====== DATA FOR THIS EXERCISE ======

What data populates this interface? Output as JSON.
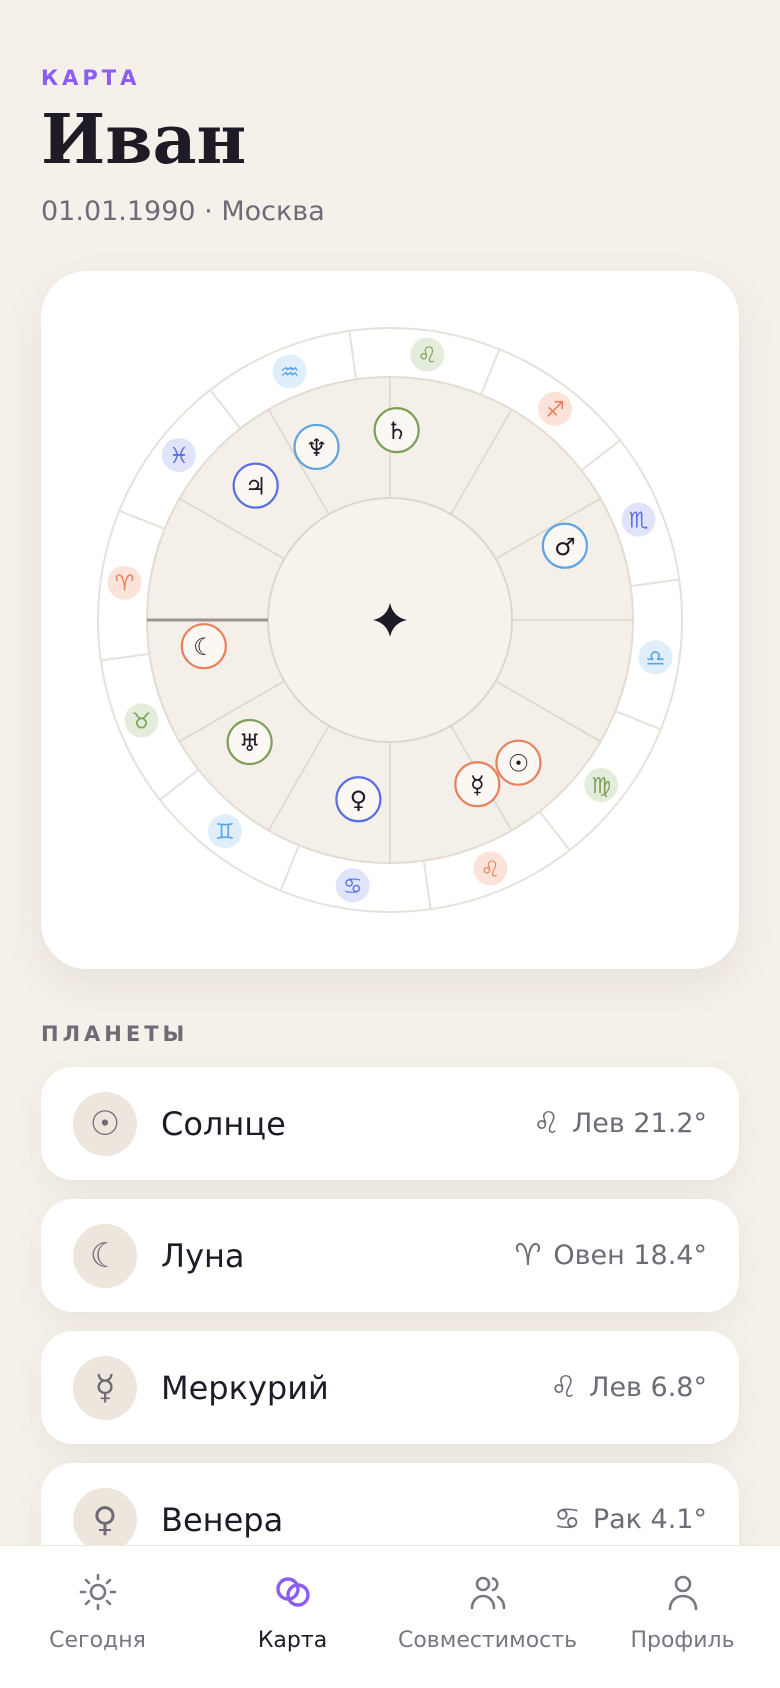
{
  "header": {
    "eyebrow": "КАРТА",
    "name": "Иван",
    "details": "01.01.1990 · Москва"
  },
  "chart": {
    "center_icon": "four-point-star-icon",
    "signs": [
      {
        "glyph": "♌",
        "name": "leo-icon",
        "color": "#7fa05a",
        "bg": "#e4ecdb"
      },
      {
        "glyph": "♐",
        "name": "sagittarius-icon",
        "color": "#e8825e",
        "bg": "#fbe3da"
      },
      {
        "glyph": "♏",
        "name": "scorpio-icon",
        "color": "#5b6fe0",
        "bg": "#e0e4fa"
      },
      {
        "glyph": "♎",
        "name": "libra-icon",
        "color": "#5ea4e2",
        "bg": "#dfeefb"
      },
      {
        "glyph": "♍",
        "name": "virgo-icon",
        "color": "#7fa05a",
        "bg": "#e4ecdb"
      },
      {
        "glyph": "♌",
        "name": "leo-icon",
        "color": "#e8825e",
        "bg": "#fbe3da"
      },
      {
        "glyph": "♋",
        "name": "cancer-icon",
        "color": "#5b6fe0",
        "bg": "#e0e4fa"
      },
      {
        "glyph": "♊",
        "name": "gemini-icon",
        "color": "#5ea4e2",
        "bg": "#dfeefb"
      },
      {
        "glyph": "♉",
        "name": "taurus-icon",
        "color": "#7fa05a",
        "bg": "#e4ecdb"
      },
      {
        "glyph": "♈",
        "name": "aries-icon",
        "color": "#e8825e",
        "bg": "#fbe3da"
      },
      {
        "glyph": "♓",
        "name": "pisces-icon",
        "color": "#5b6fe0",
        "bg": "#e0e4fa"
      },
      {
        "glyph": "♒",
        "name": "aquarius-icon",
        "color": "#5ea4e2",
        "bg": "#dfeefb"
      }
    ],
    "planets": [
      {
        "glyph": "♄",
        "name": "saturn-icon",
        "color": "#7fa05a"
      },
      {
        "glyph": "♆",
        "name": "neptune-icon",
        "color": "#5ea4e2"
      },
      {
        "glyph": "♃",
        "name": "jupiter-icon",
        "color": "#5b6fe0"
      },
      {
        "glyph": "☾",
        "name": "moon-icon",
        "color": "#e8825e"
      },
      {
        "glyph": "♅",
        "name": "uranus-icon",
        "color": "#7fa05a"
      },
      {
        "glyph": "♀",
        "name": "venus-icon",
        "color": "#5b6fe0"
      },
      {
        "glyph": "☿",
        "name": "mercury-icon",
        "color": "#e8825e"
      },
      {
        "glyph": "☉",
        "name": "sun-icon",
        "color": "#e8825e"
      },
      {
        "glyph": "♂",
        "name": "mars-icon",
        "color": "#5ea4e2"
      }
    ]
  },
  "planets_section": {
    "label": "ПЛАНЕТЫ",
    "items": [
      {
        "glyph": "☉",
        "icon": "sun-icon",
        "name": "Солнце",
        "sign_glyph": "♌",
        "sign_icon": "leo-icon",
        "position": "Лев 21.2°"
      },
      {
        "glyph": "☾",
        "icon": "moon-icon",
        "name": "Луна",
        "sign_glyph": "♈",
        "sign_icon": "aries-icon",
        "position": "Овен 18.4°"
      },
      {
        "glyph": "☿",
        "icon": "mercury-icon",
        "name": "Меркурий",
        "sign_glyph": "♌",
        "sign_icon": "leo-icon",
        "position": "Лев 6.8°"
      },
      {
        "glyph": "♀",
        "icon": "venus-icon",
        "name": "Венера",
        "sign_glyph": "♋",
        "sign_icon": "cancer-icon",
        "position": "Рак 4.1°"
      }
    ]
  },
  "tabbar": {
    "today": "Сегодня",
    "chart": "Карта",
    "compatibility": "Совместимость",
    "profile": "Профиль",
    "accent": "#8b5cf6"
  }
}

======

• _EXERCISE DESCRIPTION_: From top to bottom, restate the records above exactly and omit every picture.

• _EXERCISE RESULT_:
What data populates this interface? Output as JSON.
{
  "header": {
    "eyebrow": "КАРТА",
    "name": "Иван",
    "details": "01.01.1990 · Москва"
  },
  "chart": {
    "center_icon": "four-point-star-icon",
    "signs": [
      {
        "glyph": "♌",
        "name": "leo-icon",
        "color": "#7fa05a",
        "bg": "#e4ecdb"
      },
      {
        "glyph": "♐",
        "name": "sagittarius-icon",
        "color": "#e8825e",
        "bg": "#fbe3da"
      },
      {
        "glyph": "♏",
        "name": "scorpio-icon",
        "color": "#5b6fe0",
        "bg": "#e0e4fa"
      },
      {
        "glyph": "♎",
        "name": "libra-icon",
        "color": "#5ea4e2",
        "bg": "#dfeefb"
      },
      {
        "glyph": "♍",
        "name": "virgo-icon",
        "color": "#7fa05a",
        "bg": "#e4ecdb"
      },
      {
        "glyph": "♌",
        "name": "leo-icon",
        "color": "#e8825e",
        "bg": "#fbe3da"
      },
      {
        "glyph": "♋",
        "name": "cancer-icon",
        "color": "#5b6fe0",
        "bg": "#e0e4fa"
      },
      {
        "glyph": "♊",
        "name": "gemini-icon",
        "color": "#5ea4e2",
        "bg": "#dfeefb"
      },
      {
        "glyph": "♉",
        "name": "taurus-icon",
        "color": "#7fa05a",
        "bg": "#e4ecdb"
      },
      {
        "glyph": "♈",
        "name": "aries-icon",
        "color": "#e8825e",
        "bg": "#fbe3da"
      },
      {
        "glyph": "♓",
        "name": "pisces-icon",
        "color": "#5b6fe0",
        "bg": "#e0e4fa"
      },
      {
        "glyph": "♒",
        "name": "aquarius-icon",
        "color": "#5ea4e2",
        "bg": "#dfeefb"
      }
    ],
    "planets": [
      {
        "glyph": "♄",
        "name": "saturn-icon",
        "color": "#7fa05a"
      },
      {
        "glyph": "♆",
        "name": "neptune-icon",
        "color": "#5ea4e2"
      },
      {
        "glyph": "♃",
        "name": "jupiter-icon",
        "color": "#5b6fe0"
      },
      {
        "glyph": "☾",
        "name": "moon-icon",
        "color": "#e8825e"
      },
      {
        "glyph": "♅",
        "name": "uranus-icon",
        "color": "#7fa05a"
      },
      {
        "glyph": "♀",
        "name": "venus-icon",
        "color": "#5b6fe0"
      },
      {
        "glyph": "☿",
        "name": "mercury-icon",
        "color": "#e8825e"
      },
      {
        "glyph": "☉",
        "name": "sun-icon",
        "color": "#e8825e"
      },
      {
        "glyph": "♂",
        "name": "mars-icon",
        "color": "#5ea4e2"
      }
    ]
  },
  "planets_section": {
    "label": "ПЛАНЕТЫ",
    "items": [
      {
        "glyph": "☉",
        "icon": "sun-icon",
        "name": "Солнце",
        "sign_glyph": "♌",
        "sign_icon": "leo-icon",
        "position": "Лев 21.2°"
      },
      {
        "glyph": "☾",
        "icon": "moon-icon",
        "name": "Луна",
        "sign_glyph": "♈",
        "sign_icon": "aries-icon",
        "position": "Овен 18.4°"
      },
      {
        "glyph": "☿",
        "icon": "mercury-icon",
        "name": "Меркурий",
        "sign_glyph": "♌",
        "sign_icon": "leo-icon",
        "position": "Лев 6.8°"
      },
      {
        "glyph": "♀",
        "icon": "venus-icon",
        "name": "Венера",
        "sign_glyph": "♋",
        "sign_icon": "cancer-icon",
        "position": "Рак 4.1°"
      }
    ]
  },
  "tabbar": {
    "today": "Сегодня",
    "chart": "Карта",
    "compatibility": "Совместимость",
    "profile": "Профиль",
    "accent": "#8b5cf6"
  }
}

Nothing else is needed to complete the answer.